-- Opening Marker --

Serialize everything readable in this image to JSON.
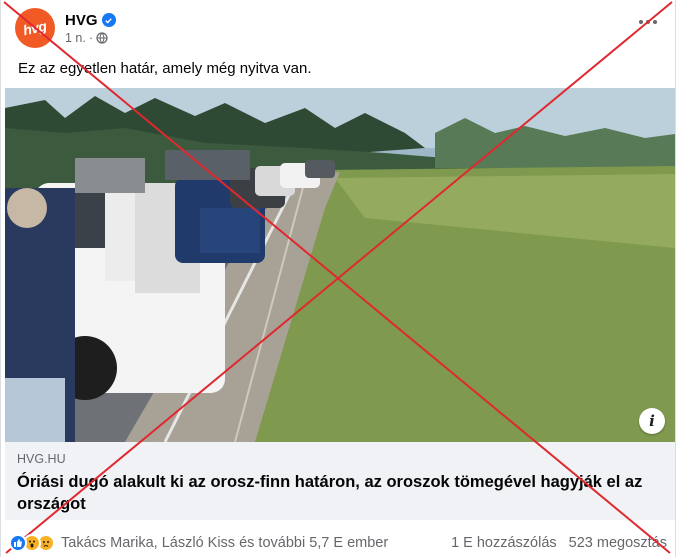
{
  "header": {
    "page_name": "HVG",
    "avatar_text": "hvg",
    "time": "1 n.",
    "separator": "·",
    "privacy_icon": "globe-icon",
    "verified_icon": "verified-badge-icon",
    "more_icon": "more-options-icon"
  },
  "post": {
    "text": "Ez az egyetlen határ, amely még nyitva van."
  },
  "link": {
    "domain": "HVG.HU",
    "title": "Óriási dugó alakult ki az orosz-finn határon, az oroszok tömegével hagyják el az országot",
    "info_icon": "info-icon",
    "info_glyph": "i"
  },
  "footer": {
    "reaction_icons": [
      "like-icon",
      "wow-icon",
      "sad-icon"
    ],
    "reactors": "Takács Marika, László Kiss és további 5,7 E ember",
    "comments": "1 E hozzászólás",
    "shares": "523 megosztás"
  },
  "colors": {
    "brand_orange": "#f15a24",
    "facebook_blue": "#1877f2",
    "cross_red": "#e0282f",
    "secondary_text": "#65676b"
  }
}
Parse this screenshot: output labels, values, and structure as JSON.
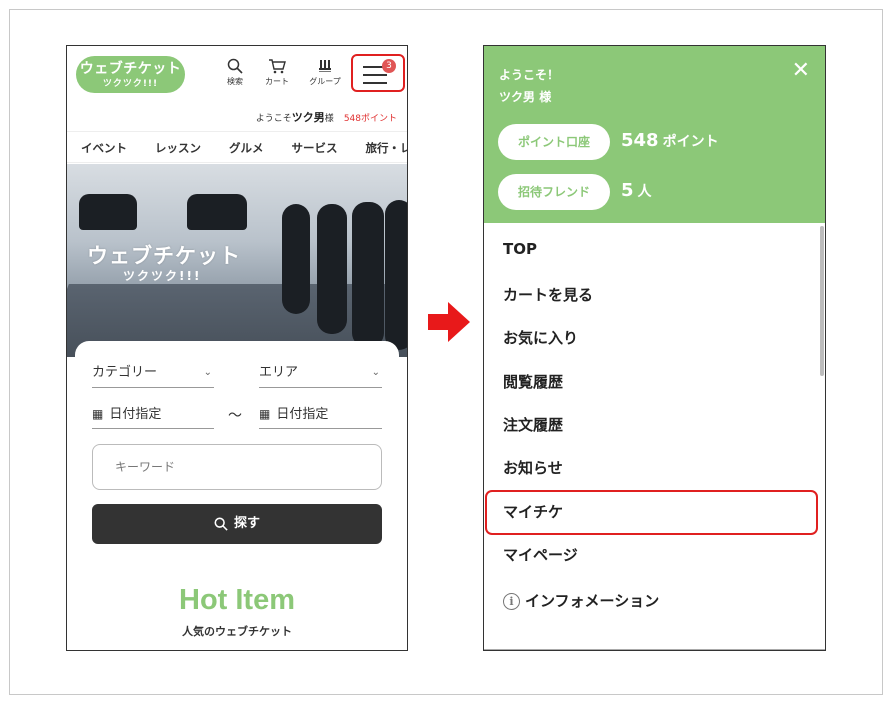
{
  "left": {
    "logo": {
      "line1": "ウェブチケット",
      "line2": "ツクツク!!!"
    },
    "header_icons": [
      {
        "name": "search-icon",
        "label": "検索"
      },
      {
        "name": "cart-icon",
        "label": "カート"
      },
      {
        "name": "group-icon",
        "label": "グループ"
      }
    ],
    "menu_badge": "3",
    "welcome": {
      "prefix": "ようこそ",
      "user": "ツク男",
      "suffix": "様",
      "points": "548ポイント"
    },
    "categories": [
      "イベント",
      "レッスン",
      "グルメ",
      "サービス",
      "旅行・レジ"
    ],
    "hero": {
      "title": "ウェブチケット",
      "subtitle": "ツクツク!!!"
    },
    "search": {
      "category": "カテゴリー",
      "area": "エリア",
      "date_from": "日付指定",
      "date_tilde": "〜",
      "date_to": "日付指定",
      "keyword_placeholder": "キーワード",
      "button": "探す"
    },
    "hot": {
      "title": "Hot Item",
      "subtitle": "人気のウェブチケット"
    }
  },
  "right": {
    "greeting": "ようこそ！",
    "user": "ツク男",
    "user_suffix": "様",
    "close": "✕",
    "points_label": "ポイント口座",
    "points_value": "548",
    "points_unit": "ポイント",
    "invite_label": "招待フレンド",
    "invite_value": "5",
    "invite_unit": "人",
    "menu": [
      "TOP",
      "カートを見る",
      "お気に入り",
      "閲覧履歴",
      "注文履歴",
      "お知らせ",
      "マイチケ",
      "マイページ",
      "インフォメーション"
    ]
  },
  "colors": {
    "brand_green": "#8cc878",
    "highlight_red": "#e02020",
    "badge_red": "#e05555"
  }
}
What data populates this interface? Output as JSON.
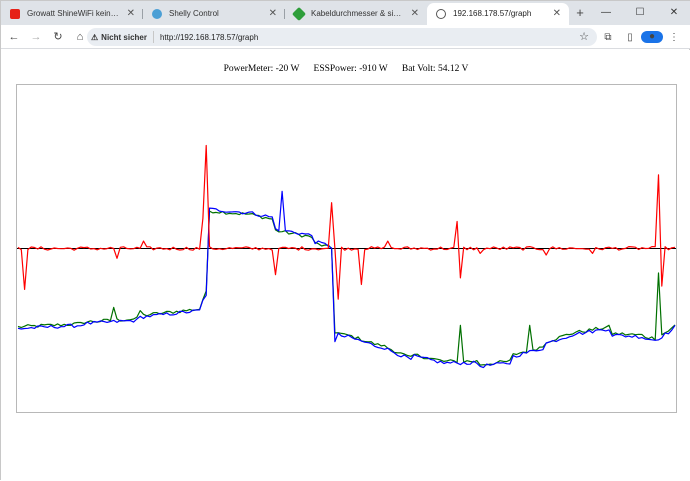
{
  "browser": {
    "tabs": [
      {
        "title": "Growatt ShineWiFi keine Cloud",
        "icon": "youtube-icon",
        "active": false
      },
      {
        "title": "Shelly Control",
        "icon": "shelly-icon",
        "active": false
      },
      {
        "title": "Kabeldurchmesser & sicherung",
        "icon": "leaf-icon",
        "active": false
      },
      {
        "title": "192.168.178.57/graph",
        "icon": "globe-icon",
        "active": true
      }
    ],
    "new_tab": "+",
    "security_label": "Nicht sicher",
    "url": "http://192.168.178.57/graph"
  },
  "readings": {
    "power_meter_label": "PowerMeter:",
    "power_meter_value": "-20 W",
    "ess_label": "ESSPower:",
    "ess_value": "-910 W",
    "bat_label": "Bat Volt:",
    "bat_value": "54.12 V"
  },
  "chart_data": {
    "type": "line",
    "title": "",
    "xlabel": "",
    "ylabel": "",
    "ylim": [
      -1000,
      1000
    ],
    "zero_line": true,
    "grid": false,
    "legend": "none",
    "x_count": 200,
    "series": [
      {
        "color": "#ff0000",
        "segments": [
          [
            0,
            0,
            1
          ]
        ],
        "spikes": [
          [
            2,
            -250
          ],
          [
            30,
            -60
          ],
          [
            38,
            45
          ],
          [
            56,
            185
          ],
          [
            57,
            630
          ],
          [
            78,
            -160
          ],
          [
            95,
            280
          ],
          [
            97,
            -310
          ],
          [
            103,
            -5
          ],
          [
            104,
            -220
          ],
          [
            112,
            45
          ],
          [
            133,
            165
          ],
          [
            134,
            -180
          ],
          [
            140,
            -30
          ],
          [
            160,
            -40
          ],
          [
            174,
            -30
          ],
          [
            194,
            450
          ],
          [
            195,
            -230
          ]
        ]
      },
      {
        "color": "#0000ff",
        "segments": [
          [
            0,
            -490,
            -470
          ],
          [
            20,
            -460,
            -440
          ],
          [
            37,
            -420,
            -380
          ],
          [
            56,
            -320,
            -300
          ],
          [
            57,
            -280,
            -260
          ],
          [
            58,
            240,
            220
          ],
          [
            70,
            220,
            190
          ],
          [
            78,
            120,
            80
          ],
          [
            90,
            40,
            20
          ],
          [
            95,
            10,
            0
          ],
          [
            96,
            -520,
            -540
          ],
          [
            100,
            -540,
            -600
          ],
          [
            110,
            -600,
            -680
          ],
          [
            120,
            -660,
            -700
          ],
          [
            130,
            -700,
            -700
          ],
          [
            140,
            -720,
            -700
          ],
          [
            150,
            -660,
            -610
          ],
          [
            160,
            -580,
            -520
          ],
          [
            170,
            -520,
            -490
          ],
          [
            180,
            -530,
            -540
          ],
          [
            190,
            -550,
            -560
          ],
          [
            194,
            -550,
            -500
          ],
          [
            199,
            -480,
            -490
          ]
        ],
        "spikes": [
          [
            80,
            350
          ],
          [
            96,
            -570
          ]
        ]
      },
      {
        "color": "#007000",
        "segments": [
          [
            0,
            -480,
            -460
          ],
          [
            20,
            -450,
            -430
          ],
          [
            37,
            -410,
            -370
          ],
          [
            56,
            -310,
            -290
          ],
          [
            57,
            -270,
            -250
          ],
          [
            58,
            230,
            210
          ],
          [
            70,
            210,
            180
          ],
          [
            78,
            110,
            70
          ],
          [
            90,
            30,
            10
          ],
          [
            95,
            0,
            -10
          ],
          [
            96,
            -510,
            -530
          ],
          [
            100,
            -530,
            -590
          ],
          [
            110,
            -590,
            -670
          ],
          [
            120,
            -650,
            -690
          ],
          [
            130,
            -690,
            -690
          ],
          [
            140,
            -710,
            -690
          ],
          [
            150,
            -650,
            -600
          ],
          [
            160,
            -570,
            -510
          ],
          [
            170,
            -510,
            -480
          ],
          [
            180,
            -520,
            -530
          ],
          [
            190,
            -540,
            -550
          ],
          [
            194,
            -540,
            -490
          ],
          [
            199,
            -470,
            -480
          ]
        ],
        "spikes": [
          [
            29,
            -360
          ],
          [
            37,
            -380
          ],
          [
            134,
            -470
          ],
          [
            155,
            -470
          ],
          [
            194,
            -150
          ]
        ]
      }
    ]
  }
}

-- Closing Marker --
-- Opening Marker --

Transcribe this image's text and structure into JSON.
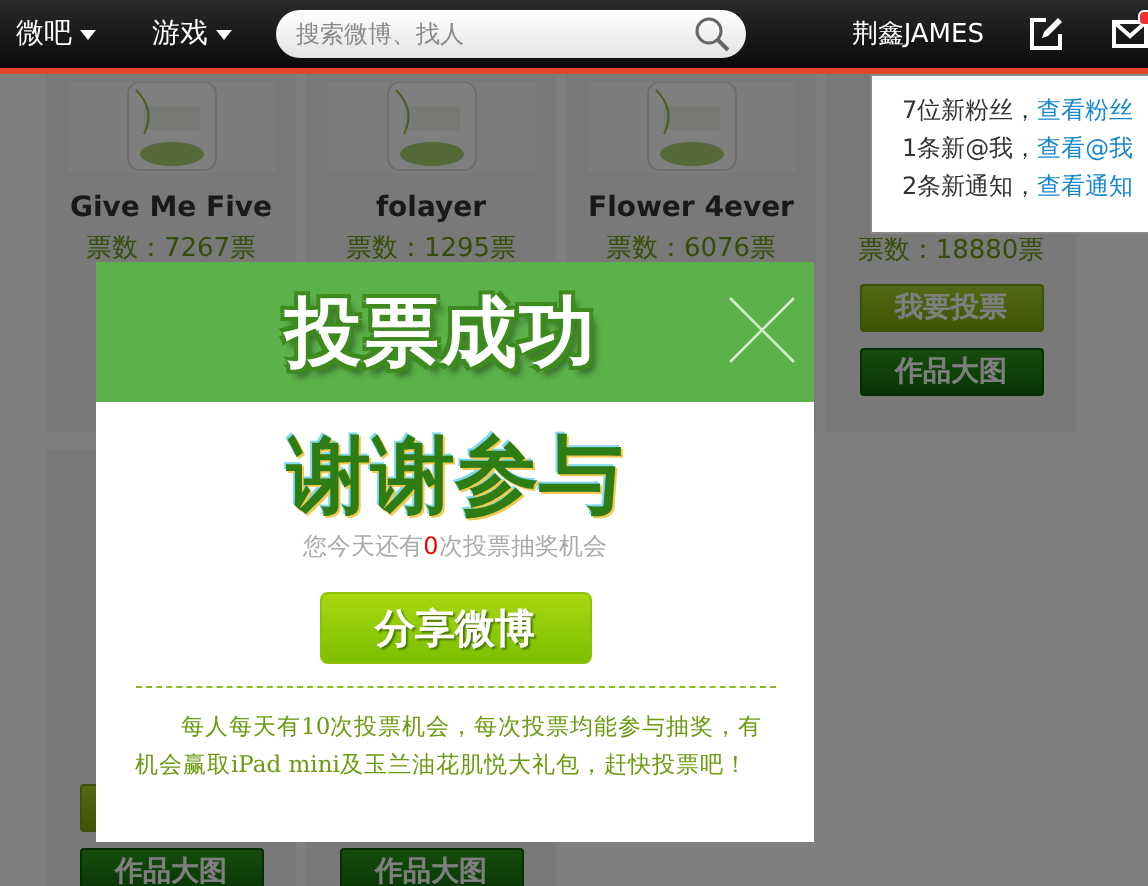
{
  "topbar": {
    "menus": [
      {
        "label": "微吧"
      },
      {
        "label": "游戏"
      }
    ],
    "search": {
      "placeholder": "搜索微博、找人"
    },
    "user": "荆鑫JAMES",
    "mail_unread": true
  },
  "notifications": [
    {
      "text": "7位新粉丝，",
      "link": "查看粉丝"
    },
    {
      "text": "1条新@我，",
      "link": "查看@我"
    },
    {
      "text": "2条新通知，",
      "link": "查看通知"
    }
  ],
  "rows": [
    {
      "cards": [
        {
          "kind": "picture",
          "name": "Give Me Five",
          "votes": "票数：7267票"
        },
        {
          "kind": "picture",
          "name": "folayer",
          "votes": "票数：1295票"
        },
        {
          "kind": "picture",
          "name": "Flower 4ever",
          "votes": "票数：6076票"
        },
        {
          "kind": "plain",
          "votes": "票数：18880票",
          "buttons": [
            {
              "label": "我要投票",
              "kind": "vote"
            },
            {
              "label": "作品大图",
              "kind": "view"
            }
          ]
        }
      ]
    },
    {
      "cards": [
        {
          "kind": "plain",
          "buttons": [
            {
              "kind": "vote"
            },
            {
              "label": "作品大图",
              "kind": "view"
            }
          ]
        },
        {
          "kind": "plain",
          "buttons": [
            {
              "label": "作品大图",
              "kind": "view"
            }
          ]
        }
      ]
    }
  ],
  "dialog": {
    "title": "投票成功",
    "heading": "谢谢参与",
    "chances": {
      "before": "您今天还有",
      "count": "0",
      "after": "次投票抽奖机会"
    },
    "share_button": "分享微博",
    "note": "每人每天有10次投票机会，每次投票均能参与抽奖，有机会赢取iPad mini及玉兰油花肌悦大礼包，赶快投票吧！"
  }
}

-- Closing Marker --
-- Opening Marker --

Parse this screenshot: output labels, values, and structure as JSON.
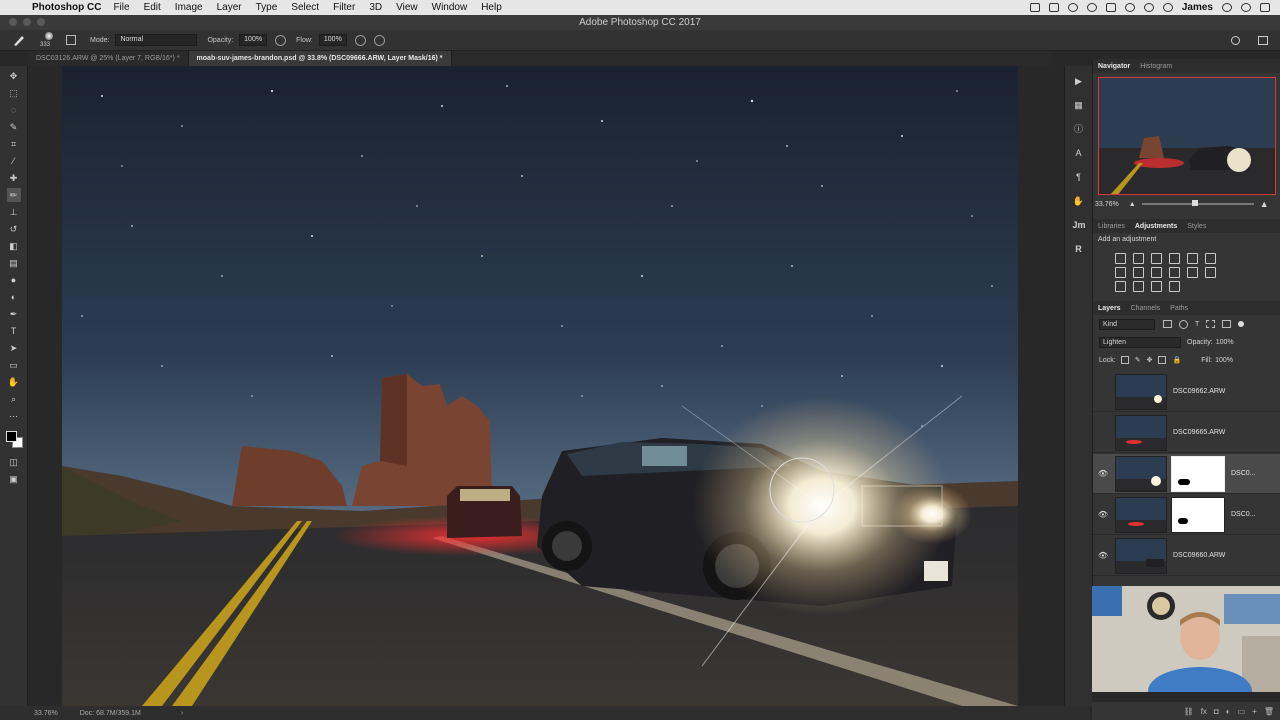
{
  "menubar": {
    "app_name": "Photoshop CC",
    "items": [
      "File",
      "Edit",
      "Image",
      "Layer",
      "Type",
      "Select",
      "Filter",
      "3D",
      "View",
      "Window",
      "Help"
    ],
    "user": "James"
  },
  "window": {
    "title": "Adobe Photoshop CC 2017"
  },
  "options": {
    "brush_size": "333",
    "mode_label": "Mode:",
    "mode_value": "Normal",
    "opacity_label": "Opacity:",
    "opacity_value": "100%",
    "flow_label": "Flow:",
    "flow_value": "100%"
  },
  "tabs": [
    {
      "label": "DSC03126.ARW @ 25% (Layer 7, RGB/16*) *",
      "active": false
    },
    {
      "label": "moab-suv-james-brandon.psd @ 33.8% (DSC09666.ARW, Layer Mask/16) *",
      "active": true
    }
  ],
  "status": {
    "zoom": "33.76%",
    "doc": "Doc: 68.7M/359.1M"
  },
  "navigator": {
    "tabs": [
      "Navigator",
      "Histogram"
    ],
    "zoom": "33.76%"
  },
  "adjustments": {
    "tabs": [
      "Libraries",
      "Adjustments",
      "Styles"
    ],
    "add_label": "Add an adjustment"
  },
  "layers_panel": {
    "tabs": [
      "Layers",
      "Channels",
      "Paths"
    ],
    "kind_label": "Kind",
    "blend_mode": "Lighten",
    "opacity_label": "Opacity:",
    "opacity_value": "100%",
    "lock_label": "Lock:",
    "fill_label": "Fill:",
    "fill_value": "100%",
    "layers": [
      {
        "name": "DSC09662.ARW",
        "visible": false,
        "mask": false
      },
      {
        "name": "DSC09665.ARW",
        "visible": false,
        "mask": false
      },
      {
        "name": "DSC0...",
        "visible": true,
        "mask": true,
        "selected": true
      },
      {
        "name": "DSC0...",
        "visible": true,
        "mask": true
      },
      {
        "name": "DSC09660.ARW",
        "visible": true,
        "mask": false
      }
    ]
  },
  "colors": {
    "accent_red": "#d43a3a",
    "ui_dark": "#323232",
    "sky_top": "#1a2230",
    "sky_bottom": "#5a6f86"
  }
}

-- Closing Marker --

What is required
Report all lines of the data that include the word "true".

Your response
        "active": true
    "zero_line": true,
    "mail_unread": true
      "active": true
        "visible": true,
        "mask": true,
        "selected": true
        "visible": true,
        "mask": true
        "visible": true,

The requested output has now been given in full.